Once you’ve mapped your curriculum for a year’s home teaching and you know you can provide a seamless start-to-finish module of learning, you need to focus on how to actually deliver learning in each session.
This article is an overview on how to facilitate learning, and here I will just focus on a few basic principles.
As mentioned in the last article, learners of all ages learn through doing. It is essential that, for effective teaching to happen, the tasks that children are set must be active. This doesn’t necessarily mean running around, but any lessons that centre solely on teacher activity is most likely to be a complete waste of time. Resist the urge to be the ‘sage on the stage’, to stand in front of your learners and read from a book, or tell them all the things you know; it won’t go in, or if it does, it will be remembered in a superficial way.

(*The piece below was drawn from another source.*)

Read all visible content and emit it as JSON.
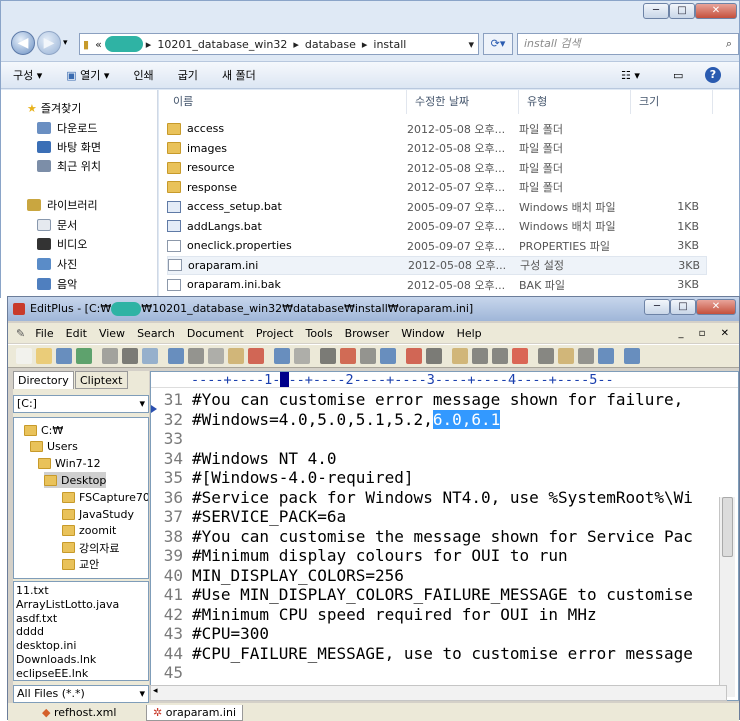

Instead, think of the brain as a natural problem solving machine. The brain loves problems and actually grows as it is faced with them. If you are in any doubt, look how popular children’s puzzle books, crosswords, word searches or simple games of hide and seek are.
So, all lessons should focus around pupil activity, and all lessons should present the pupil with a stimulating challenge. If you are home schooling more than one child, this is an advantage, because children can then collaborate with one another to work out an answer to the question or challenge.
A simple structure for your lesson might look something like this (I am a history teacher so I am going to use a history lesson):
1) Lesson Starter (10 Minutes): This is a short, fun, active introduction to the lesson that is related to the topic. If you were teaching about the Norman Conquests to Key Stage Three learners, perhaps an appropriate type of exercise would be to give them a mixed up series of cards with key events from the historical narrative, which need to be quickly re-arranged into the right order, with the pupils arguing why their version of events is right.
2) Main Exercise (30-40 Minutes): Now you have got your child switched on, focused and engaged, you are into your window of peak learning, which is about half an hour to forty minutes. This time is precious, so don’t clog it up with too much talk, you need to give the learner a sufficient amount of information in a handout, book, DVD or website so they have knowledge from which to learn, but you aren’t so much driving towards filling them with facts as teasing out a judgement or evaluation. Your lesson needs to have a key question, such as ‘Why did William win at the Battle of Hastings?’ or ‘What were the consequences of William’s victory for England?’, otherwise it is just a process of chewing through facts, and if your learner doesn’t find that boring, you will!
3) Plenary Session (5-10 Minutes): A plenary session is where you assess whether the learning has been effective, and it’s a nice conclusion to the lesson that gives the learner a sense of resolution. In this last ten minutes, try not to ask ‘did you understand that?’, as most learners will try to please their teacher by saying yes, even if they didn’t. Instead, you need to coax the learner into ‘teaching’ you; by asking them bigger questions that ascertain what meaning or conclusions they can draw from the lesson, you’ll know how much learning really happened.
For some brilliant lesson ideas, click here for Paul Ginnis’s ‘Teachers Toolkit’. Alternatively, there are many websites to help you with home education and provide any extra information that you may need; such as Education Otherwise, the Home Education Advisory Service and DirectGov.
Here are all of the different exam boards for Key Stage 3 and 4 and above – visit their Private Candidate sections to find out how to enter your children for exams: AQA, EdExcel, OCR and CIE. Click here for a list of their relevant contact details.
For websites which will provide you with content to assist you in your home education, look no further than EdPlace.com! Our worksheets are used by many parents as part of their home schooling.
Let this article be just the very beginning of your journey into understanding teaching practice; it’s a fascinating area and very rewarding to understand.